Which Joe gave his name to ‘sloppy joes’? We look at five interesting sandwiches and their lexical origins.
1A member of a people living in northern Sumatra.
- ‘It was rebuilt when the Achinese were eventually defeated but was finally destroyed when the Dutch captured Malacca in 1641.’
- ‘Forty years on, the poem's appeal was still strong enough to hearten the Achinese in their next struggle, against the invaders.’
- ‘He announced a victory for the Portuguese over the Achinese in a battle which was taking place hundreds of miles away, while he was preaching in the chapel of Our Lady of the Hill, on St Paul's hill.’
- ‘The Achinese installed his son as Sultan Muzaffah Shah and he rebuilt Kota Batu, ringing its walls with cannon.’
2[mass noun] The Indonesian language of the Achinese.
- ‘By the way, Achinese and Balinese also possess a retroflex voiceless stop.’

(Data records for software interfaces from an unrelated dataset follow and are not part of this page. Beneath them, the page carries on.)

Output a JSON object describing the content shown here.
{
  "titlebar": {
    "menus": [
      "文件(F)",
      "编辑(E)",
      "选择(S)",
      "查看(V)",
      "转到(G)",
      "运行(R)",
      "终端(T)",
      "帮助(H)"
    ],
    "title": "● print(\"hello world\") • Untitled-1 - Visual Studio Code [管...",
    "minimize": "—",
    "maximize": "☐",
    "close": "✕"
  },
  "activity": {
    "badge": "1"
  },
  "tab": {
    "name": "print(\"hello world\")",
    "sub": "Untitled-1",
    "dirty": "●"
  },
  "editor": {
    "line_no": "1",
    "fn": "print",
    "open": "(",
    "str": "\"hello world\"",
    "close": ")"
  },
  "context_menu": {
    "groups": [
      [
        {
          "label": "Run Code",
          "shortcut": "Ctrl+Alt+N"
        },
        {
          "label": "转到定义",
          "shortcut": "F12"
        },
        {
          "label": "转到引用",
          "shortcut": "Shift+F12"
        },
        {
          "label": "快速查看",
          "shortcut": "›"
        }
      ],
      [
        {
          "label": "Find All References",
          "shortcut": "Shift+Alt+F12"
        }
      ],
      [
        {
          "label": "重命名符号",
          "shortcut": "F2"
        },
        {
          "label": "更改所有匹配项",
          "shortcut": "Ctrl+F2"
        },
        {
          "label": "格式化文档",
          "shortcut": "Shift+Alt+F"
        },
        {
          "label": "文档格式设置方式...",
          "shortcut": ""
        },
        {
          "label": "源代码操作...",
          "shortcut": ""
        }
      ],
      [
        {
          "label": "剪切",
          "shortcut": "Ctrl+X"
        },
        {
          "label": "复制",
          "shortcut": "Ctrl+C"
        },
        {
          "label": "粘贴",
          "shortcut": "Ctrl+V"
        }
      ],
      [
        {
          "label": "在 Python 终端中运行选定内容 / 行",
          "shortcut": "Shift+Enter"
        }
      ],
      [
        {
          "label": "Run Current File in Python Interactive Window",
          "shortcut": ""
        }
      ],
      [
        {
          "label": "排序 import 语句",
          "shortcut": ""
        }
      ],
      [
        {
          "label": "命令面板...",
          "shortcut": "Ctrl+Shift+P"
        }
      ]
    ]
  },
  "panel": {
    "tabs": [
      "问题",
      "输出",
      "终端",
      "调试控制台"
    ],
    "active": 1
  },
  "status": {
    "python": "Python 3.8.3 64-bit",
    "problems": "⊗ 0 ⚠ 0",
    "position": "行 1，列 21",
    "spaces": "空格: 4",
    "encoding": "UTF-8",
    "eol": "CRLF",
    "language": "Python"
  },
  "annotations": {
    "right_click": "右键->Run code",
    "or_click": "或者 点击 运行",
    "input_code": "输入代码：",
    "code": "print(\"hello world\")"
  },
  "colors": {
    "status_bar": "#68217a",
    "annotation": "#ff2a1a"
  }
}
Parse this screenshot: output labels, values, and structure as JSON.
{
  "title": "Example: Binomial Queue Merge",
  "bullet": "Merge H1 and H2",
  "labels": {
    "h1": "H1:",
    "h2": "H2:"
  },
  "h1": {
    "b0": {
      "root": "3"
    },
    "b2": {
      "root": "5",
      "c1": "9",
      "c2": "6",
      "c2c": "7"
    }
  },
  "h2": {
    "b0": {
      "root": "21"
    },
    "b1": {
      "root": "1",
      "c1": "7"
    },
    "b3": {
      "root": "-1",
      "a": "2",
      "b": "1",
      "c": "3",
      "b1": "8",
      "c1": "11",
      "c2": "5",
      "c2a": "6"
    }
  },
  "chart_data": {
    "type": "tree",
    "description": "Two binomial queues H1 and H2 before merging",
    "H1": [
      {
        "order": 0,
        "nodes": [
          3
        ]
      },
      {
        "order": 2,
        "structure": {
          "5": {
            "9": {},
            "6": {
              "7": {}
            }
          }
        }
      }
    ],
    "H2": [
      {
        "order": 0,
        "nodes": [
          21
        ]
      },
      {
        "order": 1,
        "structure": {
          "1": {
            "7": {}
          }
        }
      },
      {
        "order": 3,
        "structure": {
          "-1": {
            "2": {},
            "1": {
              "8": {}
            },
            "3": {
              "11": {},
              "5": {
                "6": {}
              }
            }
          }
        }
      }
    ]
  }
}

- ‘The language limit has expanded from 43 languages to a seemingly infinite number of languages, from Achinese to Zuni.’
- ‘The next largest group consists of Achinese and Gayo, spoken in northern Sumatra; the Batak languages and Minangkabau, in central Sumatra; the Lampung languages, in southern Sumatra; and Malay, along the east coast of Sumatra, in West Malaysia, in southern Thailand, and along the coast of Borneo.’
Relating to the Achinese or their language.
- ‘Discussions regarding the future shape of Achinese politics must resume.’
- ‘Due to its close proximity to Thailand, some of these traditions are Thai in influence and origin, and faces of Kehah's people often bear signs of Thai or Achinese ancestry.’
- ‘Islam's penetration of Minangkabau by way of the Achinese west coast of Sumatra was far advanced by the beginning of the 17th century.’
- ‘Our company has been providing America with superb quality, fast turnaround Achinese translations since 1998.’
- ‘The palace was seized and shortly afterward the Achinese sultan died.’
From Acheh, Atjeh, a territory in northern Sumatra, + -n- + -ese.
We take a look at several popular, though confusing, punctuation marks.
From Afghanistan to Zimbabwe, discover surprising and intriguing language facts from around the globe.
The definitions of ‘buddy’ and ‘bro’ in the OED have recently been revised. We explore their history and increase in popularity.